Citation: Poole, T.L., Bischoff, K.M., Callaway, T.R., Genovese, K.J., Nisbet, D.J. 2004. Macrolide inactivation gene cluster mpha-mrx-mphr present in aeromonas hydrophila isolated from a diarrheic pig in Oklahoma [abstract]. National Foundation for Infectious Disease. Interpretive Summary:
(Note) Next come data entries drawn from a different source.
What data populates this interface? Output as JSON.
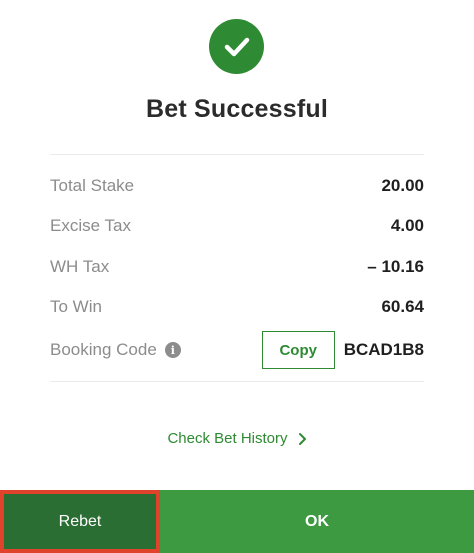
{
  "header": {
    "title": "Bet Successful",
    "icon": "checkmark-circle-icon"
  },
  "summary": {
    "total_stake_label": "Total Stake",
    "total_stake_value": "20.00",
    "excise_tax_label": "Excise Tax",
    "excise_tax_value": "4.00",
    "wh_tax_label": "WH Tax",
    "wh_tax_value": "– 10.16",
    "to_win_label": "To Win",
    "to_win_value": "60.64",
    "booking_code_label": "Booking Code",
    "booking_code_value": "BCAD1B8",
    "copy_label": "Copy",
    "info_icon": "info-icon"
  },
  "links": {
    "check_history_label": "Check Bet History",
    "chevron_icon": "chevron-right-icon"
  },
  "footer": {
    "rebet_label": "Rebet",
    "ok_label": "OK"
  },
  "colors": {
    "brand_green": "#2e8b33",
    "ok_green": "#3d9a41",
    "rebet_green": "#2a6e33",
    "highlight_red": "#e0432b"
  }
}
Technical Abstract: Aeromonas hydrophila is a Gram-negative, beta-hemolytic fish pathogen and an opportunistic human pathogen. Aeromonas spp are cold tolerant, psychrotrophic food pathogens of fish and other meats. The gene cluster (mphA-mrx-mphR) that encodes high level resistance to macrolide antibiotics was found adjacent to a class I integron in A. hydrophila, strain CVM861, isolated from a diarrheic pig in Oklahoma. PCR and sequence analysis of CVM861 genomic DNA mapped the mphA-mrx-mphR gene cluster immediately downstream of the class I integron sulI gene. The mphA-mrx-mphR gene cluster is in the reverse orientation in relation to the integron gene cassette. The gene order determined by sequencing was: intI1-aadA2-dhfrII-qacdeltaE-sulI-mphR-mrx-mphA (Genbank Accession # AY522923). Because the mphA-mrx-mphR gene cluster in not present within the integron gene cassette region it is not subject to excision by the intI1 integrase. However, linkage to a class I integron suggests the gene cluster is present on a mobile genetic element. Mobility was assessed in bacterial conjugation experiments. Horizontal transmission of high level macrolide resistance from CVM861 to E. coli JM109 was demonstrated at a conjugation frequency of 3.5 × 10**-3. This is the first report of the mphA-mrx-mphR gene cluster on a mobile DNA element in A. hydrophila. Both mobility and linkage to other resistance genes are contributing factors to environmental persistence of resistance genes in the absence of selection. Long term persistence of the mphA-mrx-mphR gene cluster in a gastrointestinal environment may facilitate transfer to Gram positive bacteria.